Israel probably violated the terms of its purchase of U.S.-made cluster bombs, U.S. officials say, but — unlike the last time Israel used the deadly munitions in Lebanon — it’s unlikely to face repercussions.
The Bush administration delivered a classified report to Congress on Monday on Israel’s use of the cluster bombs in civilian areas last summer in its war against Hezbollah.
The report was preliminary, but State Department spokesman Sean McCormack, despite his use of just about every qualifier in the thesaurus, made it clear that Israel probably was on the wrong side of the contract.
“It was the determination based on the facts that we in the preliminary finding — I have to emphasize ‘preliminary,’ it’s not a final judgment — that there may likely could have been some violations of that agreement,” McCormack told reporters.
He would not explain further, and spokesmen for Congress members who received the report were similarly circumspect, citing its classified status.
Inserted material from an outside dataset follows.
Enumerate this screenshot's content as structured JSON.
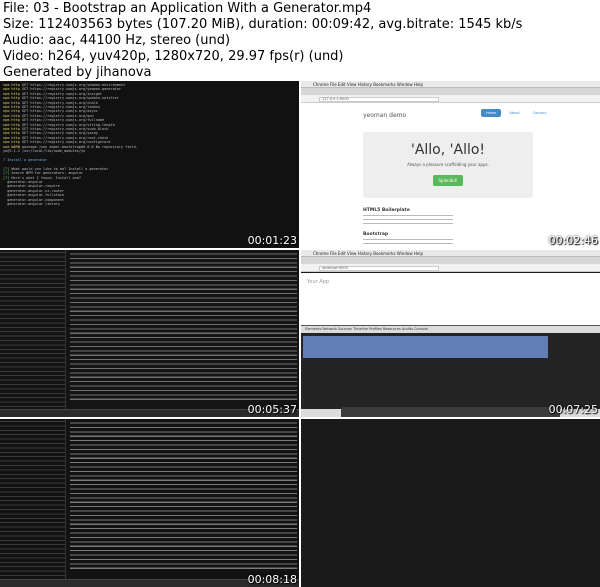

McCormack suggested that Israel was in violation of its own standing orders.
“This is the area in which we bump up against the fact that these agreements, for a variety of different reasons, very oftentimes it gets into rules of engagement for specific countries, and those themselves are usually classified or tightly held by the foreign national government,” he said. “So we do not speak about them in public.”
Israel, which McCormack said cooperated fully in the investigation, continued to deny wrongdoing.
“We provided a detailed response to the administration’s request for information regarding Israel’s efforts to halt Hezbollah’s unprovoked rocket attacks against our civilian population centers,” David Siegel, the embassy spokesman, told JTA. “Israel suffered heavy casualties in these attacks and acted as any government would.”
Israel has said that it used the cluster bombs in civilian areas long after civilians had fled in response to Israeli warnings, assuming that only Hezbollah combatants remained. Hezbollah, for its part, has made no apologies for firing its own cluster bombs into Israeli cities.
McCormack echoed Siegel’s emphasis on the defensive nature of Israel’s war.
“It’s a fact that [Hezbollah] used human shields, that they hid themselves among civilian populations,” he said. “It was one of the aspects of this particular conflict that made it very, very difficult, I think, for the international system to watch, but also for the Israelis, as well. No military commander wants to have to be put in the position of acting in self-defense and going after those people who have committed aggressions against your country but are then hiding among civilian populations.”
Translation: The United States is unlikely to reintroduce a ban on the sale of cluster munitions it imposed for six years after Israel’s 1982 war in Lebanon. That was a war Israel initiated; last summer’s was a defensive war fought against a militia that specialized in hiding among civilians.
The ’82 ban led Israel to manufacture its own cluster weapons. According to Israeli officials, these were more efficient, and it was the failure of the American bombs to immediately detonate that has led human rights groups to raise the issue.
At least 30 Lebanese civilians, many of them children, have been killed by late-detonating bombs since the war’s end.
McCormack’s sympathetic understanding of Israel’s quandary, facing an enemy that used civilians as cover, is echoed on the Hill, said a senior Democratic staffer in Congress.
The report was drafted by mid-level staffers at the Pentagon and State Department, “who interpret their duties narrowly,” the staffer said.
The staffer said Congress was not about to get worked up about any Israeli violation, considering the administration was doing little to confront end-use violations by Pakistan, an ally and client pursuing a nuclear program and in some cases collaborating with the Taliban.
“This administration’s attachment to the law is unique,” the staffer said. “The Bush administration has a history of hypocrisy on this. They were yelling about Israel’s targeted assassinations, and then we start capping people in Yemen with Predators.”
The staffer referred to the first of several U.S. assassinations of al-Qaida leaders, in 2002.
A pro-Israel lobbyist said one possible repercussion is that Sen. Dianne Feinstein (D-Calif.) may reintroduce legislation to make the sale of cluster bombs explicitly conditional on not using them in civilian areas.
Feinstein, who is Jewish, said last September that she favored the legislation in part because of the civilians killed in the aftermath of the Israel-Hezbollah war.
The Archive of the Jewish Telegraphic Agency includes articles published from 1923 to 2008. Archive stories reflect the journalistic standards and practices of the time they were published.